**Record extracts**:
————————

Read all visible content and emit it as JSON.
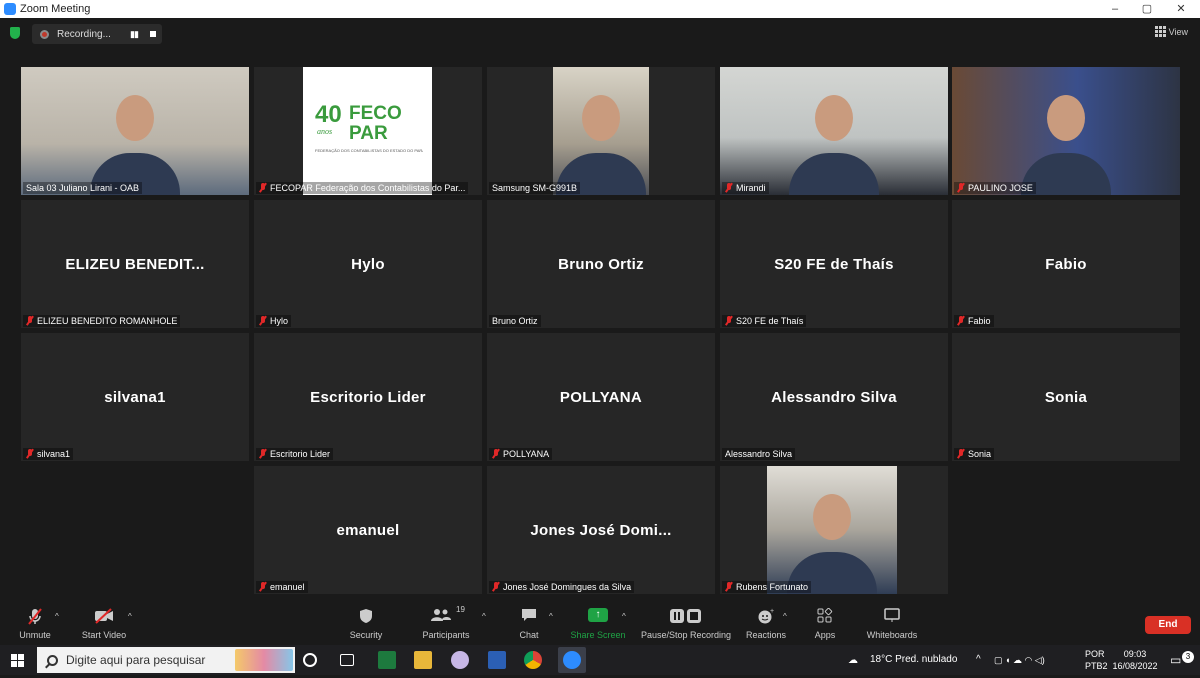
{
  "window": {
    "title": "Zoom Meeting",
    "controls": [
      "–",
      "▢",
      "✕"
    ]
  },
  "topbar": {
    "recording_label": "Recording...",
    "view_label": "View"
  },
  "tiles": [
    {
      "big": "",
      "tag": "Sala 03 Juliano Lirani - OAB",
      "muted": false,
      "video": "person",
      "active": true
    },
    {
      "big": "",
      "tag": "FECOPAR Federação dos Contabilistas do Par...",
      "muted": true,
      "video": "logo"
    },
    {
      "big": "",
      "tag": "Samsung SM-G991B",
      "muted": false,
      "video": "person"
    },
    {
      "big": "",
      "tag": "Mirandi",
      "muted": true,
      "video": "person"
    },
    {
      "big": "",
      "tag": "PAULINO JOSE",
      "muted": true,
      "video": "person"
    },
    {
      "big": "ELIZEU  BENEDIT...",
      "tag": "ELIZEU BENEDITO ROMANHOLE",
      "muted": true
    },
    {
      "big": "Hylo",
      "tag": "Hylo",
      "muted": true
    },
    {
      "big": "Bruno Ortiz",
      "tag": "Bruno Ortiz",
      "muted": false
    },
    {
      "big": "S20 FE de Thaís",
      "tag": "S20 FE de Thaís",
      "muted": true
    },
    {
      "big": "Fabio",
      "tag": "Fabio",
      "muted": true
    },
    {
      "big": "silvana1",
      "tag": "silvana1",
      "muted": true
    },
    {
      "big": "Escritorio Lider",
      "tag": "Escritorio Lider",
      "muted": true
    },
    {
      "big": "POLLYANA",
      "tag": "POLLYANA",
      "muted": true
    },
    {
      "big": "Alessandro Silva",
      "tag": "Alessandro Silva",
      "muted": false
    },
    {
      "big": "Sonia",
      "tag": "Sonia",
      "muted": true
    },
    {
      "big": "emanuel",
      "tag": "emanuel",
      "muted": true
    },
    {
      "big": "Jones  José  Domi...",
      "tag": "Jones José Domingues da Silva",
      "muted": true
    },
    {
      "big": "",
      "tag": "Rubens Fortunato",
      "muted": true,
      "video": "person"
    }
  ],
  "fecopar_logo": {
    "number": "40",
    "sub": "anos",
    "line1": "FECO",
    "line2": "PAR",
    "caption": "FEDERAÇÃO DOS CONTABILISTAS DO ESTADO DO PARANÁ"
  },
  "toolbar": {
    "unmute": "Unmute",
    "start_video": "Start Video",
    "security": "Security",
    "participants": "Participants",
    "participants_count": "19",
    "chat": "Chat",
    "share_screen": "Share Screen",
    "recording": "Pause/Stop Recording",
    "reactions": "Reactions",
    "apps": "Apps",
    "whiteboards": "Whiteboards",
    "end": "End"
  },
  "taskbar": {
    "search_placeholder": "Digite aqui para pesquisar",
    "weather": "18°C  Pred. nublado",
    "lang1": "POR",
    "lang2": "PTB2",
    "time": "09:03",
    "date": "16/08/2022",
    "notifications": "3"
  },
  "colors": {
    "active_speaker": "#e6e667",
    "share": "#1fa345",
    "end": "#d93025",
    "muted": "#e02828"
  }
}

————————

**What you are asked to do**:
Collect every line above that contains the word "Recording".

**Answer to this problem**:
    "recording_label": "Recording...",
    "recording": "Pause/Stop Recording",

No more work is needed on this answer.